An assembly member has spent almost £10,000 of taxpayers’ money in rent and other costs for a constituency office that never opened.
The assembly commission said it was working to recover some of the money spent on Gareth Bennett’s aborted constituency office in Pontypridd.
The UKIP AM blamed issues with the landlord for why the project was unsuccessful.
His spokesman said he paid £4,500 from his own pocket to terminate the lease.
Costs recorded on the assembly’s expenses log included more than £5,128 in rent and at least £1,556 in legal expenses.
At least £2,476 for building materials was also incurred. A spokesman for Mr Bennett said some materials were purchased to bring the premises up to the required security standards, and for minor decoration work.
When other costs, including a deposit are included, the expenses log lists costs of at least £9,972 for the constituency office.
Mr Bennett signed a lease on a property at the former Angharad’s nightclub on the town’s High Street on 24 March 2017.
But his spokesman said water got into the building and his team were unable to move in.

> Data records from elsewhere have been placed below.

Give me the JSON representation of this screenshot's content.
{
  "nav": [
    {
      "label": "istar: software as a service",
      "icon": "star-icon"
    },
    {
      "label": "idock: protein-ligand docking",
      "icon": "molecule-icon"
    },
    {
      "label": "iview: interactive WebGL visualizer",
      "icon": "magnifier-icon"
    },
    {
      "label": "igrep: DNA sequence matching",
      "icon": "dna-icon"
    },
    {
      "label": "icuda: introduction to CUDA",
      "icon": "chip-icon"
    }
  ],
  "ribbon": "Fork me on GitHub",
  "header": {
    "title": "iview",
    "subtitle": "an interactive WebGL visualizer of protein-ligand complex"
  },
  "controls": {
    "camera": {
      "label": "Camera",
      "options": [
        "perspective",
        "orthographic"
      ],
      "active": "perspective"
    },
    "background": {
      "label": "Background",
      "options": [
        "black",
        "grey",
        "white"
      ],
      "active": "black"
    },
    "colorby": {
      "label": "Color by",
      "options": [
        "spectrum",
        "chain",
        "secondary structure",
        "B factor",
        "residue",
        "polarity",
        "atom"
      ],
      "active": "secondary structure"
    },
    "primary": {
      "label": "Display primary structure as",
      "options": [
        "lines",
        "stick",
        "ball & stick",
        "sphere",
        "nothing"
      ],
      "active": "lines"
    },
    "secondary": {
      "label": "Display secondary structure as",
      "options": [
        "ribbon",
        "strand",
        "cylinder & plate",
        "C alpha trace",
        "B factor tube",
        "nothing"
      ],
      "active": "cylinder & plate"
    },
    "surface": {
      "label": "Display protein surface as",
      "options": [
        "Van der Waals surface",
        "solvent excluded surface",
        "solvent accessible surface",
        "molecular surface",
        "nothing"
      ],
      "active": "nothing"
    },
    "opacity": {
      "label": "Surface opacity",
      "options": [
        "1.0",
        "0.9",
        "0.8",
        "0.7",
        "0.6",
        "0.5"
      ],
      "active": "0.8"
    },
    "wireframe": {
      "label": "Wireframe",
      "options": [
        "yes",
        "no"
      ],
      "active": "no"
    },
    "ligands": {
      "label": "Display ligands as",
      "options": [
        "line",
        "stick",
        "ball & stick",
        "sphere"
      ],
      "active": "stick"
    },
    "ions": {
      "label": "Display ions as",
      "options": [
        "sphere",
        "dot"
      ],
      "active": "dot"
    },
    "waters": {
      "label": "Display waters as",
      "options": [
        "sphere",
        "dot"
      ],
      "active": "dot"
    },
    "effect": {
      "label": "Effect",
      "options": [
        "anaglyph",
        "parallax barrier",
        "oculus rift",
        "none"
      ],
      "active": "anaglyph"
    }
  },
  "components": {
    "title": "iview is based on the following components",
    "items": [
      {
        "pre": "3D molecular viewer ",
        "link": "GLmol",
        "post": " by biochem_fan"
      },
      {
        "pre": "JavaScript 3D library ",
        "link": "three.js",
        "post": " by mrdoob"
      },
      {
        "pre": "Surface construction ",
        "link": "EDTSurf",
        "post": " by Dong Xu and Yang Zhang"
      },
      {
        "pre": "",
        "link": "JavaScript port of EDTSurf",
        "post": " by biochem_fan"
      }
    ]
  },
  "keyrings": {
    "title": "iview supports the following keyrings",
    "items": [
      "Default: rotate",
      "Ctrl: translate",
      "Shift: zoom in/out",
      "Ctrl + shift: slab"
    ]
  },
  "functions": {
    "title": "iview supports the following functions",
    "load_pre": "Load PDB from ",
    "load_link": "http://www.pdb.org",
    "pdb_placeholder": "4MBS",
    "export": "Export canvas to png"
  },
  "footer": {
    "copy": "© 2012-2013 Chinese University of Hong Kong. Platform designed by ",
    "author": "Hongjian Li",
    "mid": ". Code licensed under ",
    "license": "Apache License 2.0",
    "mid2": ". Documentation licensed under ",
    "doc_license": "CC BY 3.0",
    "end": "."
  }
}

The spokesman claimed the landlord refused to undertake any repairs, stating it was the tenant’s responsibility. However, Mr Bennett’s staff had not moved in at that point.
The lease was due to last until April 2021, at the end of the fifth assembly term, but it was terminated early on 18 September 2017.

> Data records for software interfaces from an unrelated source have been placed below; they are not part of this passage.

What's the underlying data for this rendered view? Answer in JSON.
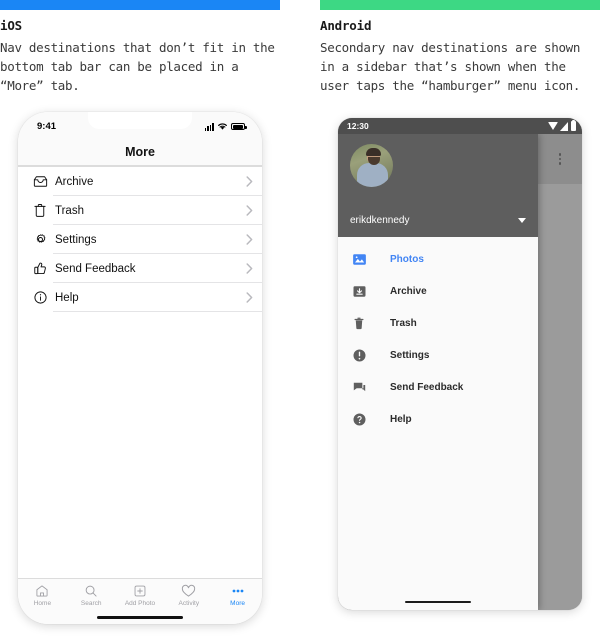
{
  "columns": {
    "ios": {
      "accent_color": "#1a86f5",
      "title": "iOS",
      "description": "Nav destinations that don’t fit in the bottom tab bar can be placed in a “More” tab."
    },
    "android": {
      "accent_color": "#3dd884",
      "title": "Android",
      "description": "Secondary nav destinations are shown in a sidebar that’s shown when the user taps the “hamburger” menu icon."
    }
  },
  "ios_phone": {
    "status": {
      "time": "9:41",
      "icons": [
        "cellular-signal-icon",
        "wifi-icon",
        "battery-icon"
      ]
    },
    "navbar_title": "More",
    "list_items": [
      {
        "label": "Archive",
        "icon": "archive-box-icon",
        "chevron": "chevron-right-icon"
      },
      {
        "label": "Trash",
        "icon": "trash-can-icon",
        "chevron": "chevron-right-icon"
      },
      {
        "label": "Settings",
        "icon": "gear-icon",
        "chevron": "chevron-right-icon"
      },
      {
        "label": "Send Feedback",
        "icon": "thumbs-up-icon",
        "chevron": "chevron-right-icon"
      },
      {
        "label": "Help",
        "icon": "info-circle-icon",
        "chevron": "chevron-right-icon"
      }
    ],
    "tabbar": {
      "active_color": "#1a86f5",
      "inactive_color": "#a0a0a5",
      "tabs": [
        {
          "label": "Home",
          "icon": "home-icon",
          "active": false
        },
        {
          "label": "Search",
          "icon": "search-icon",
          "active": false
        },
        {
          "label": "Add Photo",
          "icon": "plus-box-icon",
          "active": false
        },
        {
          "label": "Activity",
          "icon": "heart-icon",
          "active": false
        },
        {
          "label": "More",
          "icon": "ellipsis-icon",
          "active": true
        }
      ]
    }
  },
  "android_phone": {
    "status": {
      "time": "12:30",
      "icons": [
        "wifi-icon",
        "cellular-signal-icon",
        "battery-icon"
      ]
    },
    "overflow_menu_icon": "kebab-menu-icon",
    "drawer": {
      "avatar": "user-avatar",
      "username": "erikdkennedy",
      "caret": "chevron-down-icon",
      "items": [
        {
          "label": "Photos",
          "icon": "photo-icon",
          "selected": true
        },
        {
          "label": "Archive",
          "icon": "archive-box-icon",
          "selected": false
        },
        {
          "label": "Trash",
          "icon": "trash-can-icon",
          "selected": false
        },
        {
          "label": "Settings",
          "icon": "alert-circle-icon",
          "selected": false
        },
        {
          "label": "Send Feedback",
          "icon": "chat-bubble-icon",
          "selected": false
        },
        {
          "label": "Help",
          "icon": "question-circle-icon",
          "selected": false
        }
      ],
      "selected_color": "#4285f4"
    }
  }
}
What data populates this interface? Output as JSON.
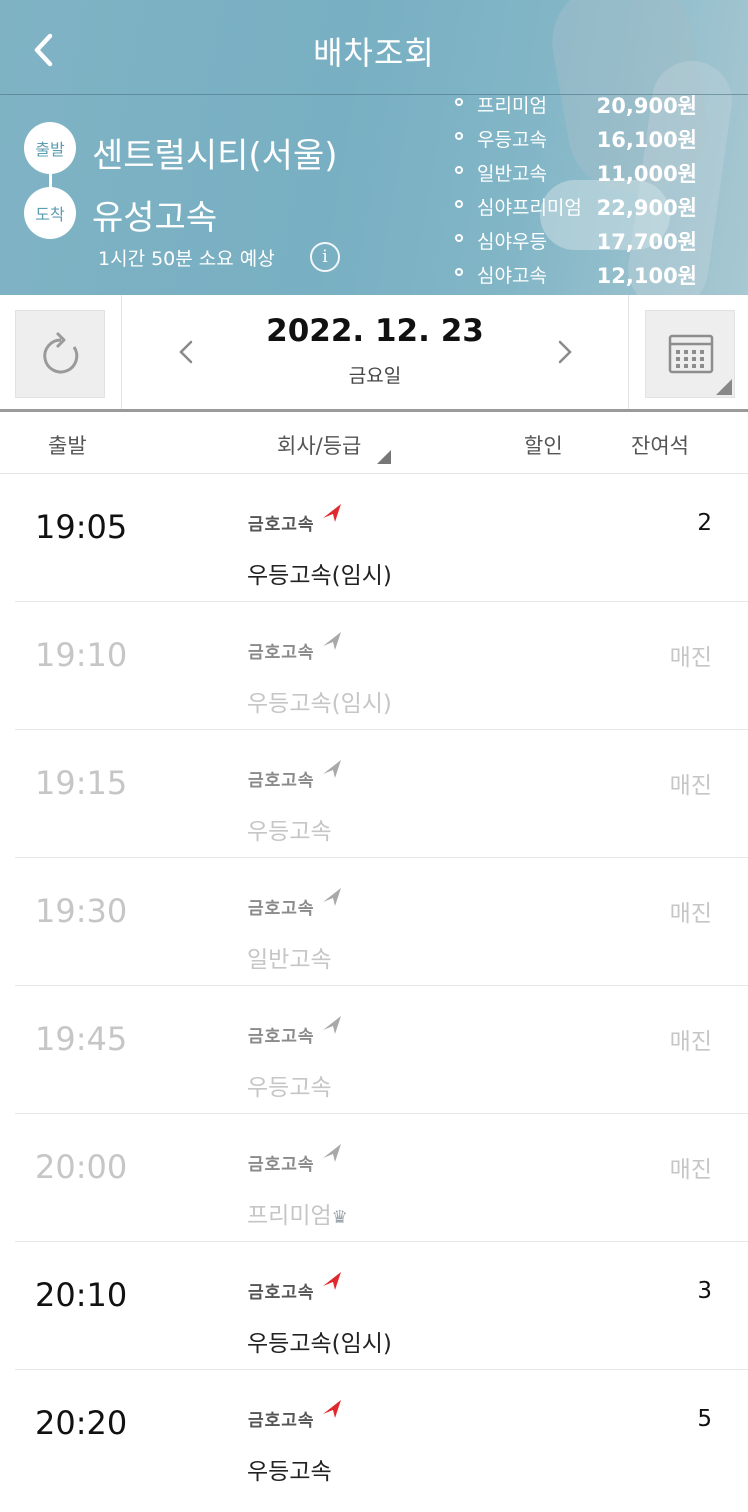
{
  "header": {
    "title": "배차조회",
    "departure_badge": "출발",
    "arrival_badge": "도착",
    "departure": "센트럴시티(서울)",
    "arrival": "유성고속",
    "duration": "1시간 50분 소요 예상",
    "fares": [
      {
        "name": "프리미엄",
        "price": "20,900원"
      },
      {
        "name": "우등고속",
        "price": "16,100원"
      },
      {
        "name": "일반고속",
        "price": "11,000원"
      },
      {
        "name": "심야프리미엄",
        "price": "22,900원"
      },
      {
        "name": "심야우등",
        "price": "17,700원"
      },
      {
        "name": "심야고속",
        "price": "12,100원"
      }
    ]
  },
  "datebar": {
    "date": "2022. 12. 23",
    "day": "금요일"
  },
  "columns": {
    "departure": "출발",
    "company": "회사/등급",
    "discount": "할인",
    "seats": "잔여석"
  },
  "schedule": [
    {
      "time": "19:05",
      "company": "금호고속",
      "grade": "우등고속(임시)",
      "seats": "2",
      "soldout": false
    },
    {
      "time": "19:10",
      "company": "금호고속",
      "grade": "우등고속(임시)",
      "seats": "매진",
      "soldout": true
    },
    {
      "time": "19:15",
      "company": "금호고속",
      "grade": "우등고속",
      "seats": "매진",
      "soldout": true
    },
    {
      "time": "19:30",
      "company": "금호고속",
      "grade": "일반고속",
      "seats": "매진",
      "soldout": true
    },
    {
      "time": "19:45",
      "company": "금호고속",
      "grade": "우등고속",
      "seats": "매진",
      "soldout": true
    },
    {
      "time": "20:00",
      "company": "금호고속",
      "grade": "프리미엄",
      "seats": "매진",
      "soldout": true,
      "crown": true
    },
    {
      "time": "20:10",
      "company": "금호고속",
      "grade": "우등고속(임시)",
      "seats": "3",
      "soldout": false
    },
    {
      "time": "20:20",
      "company": "금호고속",
      "grade": "우등고속",
      "seats": "5",
      "soldout": false
    }
  ],
  "colors": {
    "header_bg": "#7fb3c4",
    "logo_red": "#e0292e",
    "logo_gray": "#a9a9a9",
    "soldout_text": "#c6c6c6"
  },
  "icons": {
    "back": "chevron-left-icon",
    "refresh": "refresh-icon",
    "calendar": "calendar-icon",
    "info": "info-icon",
    "crown": "crown-icon"
  }
}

Mr Bennett will instead have an office at the Senedd in Cardiff Bay, which his spokesman said would be “saving money in the long run”.
He added: “The fact that we were unable to open the office is of course highly regrettable, but it was an unfortunate set of circumstances.
“Gareth ended up paying £4,500 out of his own pocket to ensure the lease was terminated.”
An assembly commission spokesman said it was satisfied all submissions of expenses for the office were valid and accounted for.
He added the Members’ Business Support team were helping to recover some costs as a result of the early termination of the lease.
After further questions from BBC Wales, a spokesman added: “Should the assembly’s chief executive have any concerns that use of public money has contravened the members’ code of conduct, she is required to refer the matter to the assembly’s independent standards commissioner for investigation.”
The assembly spokesman declined to elaborate on whether such a referral had been made or not.
A spokesman for Mr Bennett said the standards commissioner was not currently considering a formal complaint, and said he did not know what costs were being recovered by the assembly.
BBC Wales was unable to contact the landlord involved. Mr Bennett’s spokesman declined to pass on their details.